A commonly available nutritional drink may help prevent memory loss in people at risk of Alzheimer's disease, said a new study.
The over-the-counter drink called Souvenaid preserves the cells that usually diminishes in people with dementia and also help them perform everyday tasks easily.
‘Daily intake of an over-the-counter drink called Souvenaid may help improve memory in people with very early stage Alzheimer's disease.
The results of the LipiDiDiet clinical trial funded by the European Union (EU) was presented at the Advances In Alzheimer's Therapy Congress in Athens. The study had showed mixed results but still it is the first clinically proven treatment for memory problems in people at early stages of dementia.
The team examined 311 people aged 55-85 years with prodromal Alzheimer's disease (early stages). Half of the volunteers were given the nutritional drink while other half were given a drink with an equal calorie content but without the nutrients. They were also subjected to frequent brain scanning.
The study found that the volunteers who took the drink had 38.7 percent less brain shrinkage, particularly in the hippocampal area, the part of the brain that helps store short-term memories, than those who did not. They were also able to remember and perform their everyday tasks.
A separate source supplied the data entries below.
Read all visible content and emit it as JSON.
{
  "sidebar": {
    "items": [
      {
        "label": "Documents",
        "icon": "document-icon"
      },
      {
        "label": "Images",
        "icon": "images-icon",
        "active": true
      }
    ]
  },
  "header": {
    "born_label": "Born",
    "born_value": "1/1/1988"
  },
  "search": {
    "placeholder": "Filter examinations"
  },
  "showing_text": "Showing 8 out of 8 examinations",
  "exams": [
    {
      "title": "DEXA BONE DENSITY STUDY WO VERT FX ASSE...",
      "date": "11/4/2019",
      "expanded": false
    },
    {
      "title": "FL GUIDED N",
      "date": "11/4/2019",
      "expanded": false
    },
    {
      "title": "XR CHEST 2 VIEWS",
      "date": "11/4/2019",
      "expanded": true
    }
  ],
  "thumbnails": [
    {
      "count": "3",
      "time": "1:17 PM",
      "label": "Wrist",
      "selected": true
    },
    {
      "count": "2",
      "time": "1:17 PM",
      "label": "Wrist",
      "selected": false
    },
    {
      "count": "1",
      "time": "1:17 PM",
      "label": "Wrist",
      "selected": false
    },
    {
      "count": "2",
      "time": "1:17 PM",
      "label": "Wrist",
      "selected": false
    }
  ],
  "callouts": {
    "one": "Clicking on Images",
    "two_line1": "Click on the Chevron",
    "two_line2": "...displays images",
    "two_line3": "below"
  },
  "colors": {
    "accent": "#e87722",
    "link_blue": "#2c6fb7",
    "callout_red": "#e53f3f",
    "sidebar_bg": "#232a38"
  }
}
Dr. James Pickett, head of research at the Alzheimer's Society, said, "The results show that an over-the-counter nutritional supplement can bring memory improvements for people in the very early stages of Alzheimer's disease, providing some relief to one of the most common symptoms. However, the study wasn't considered an overall success as there were no wider improvements in cognition and there was no evidence that the drink can slow the progression of Alzheimer's disease."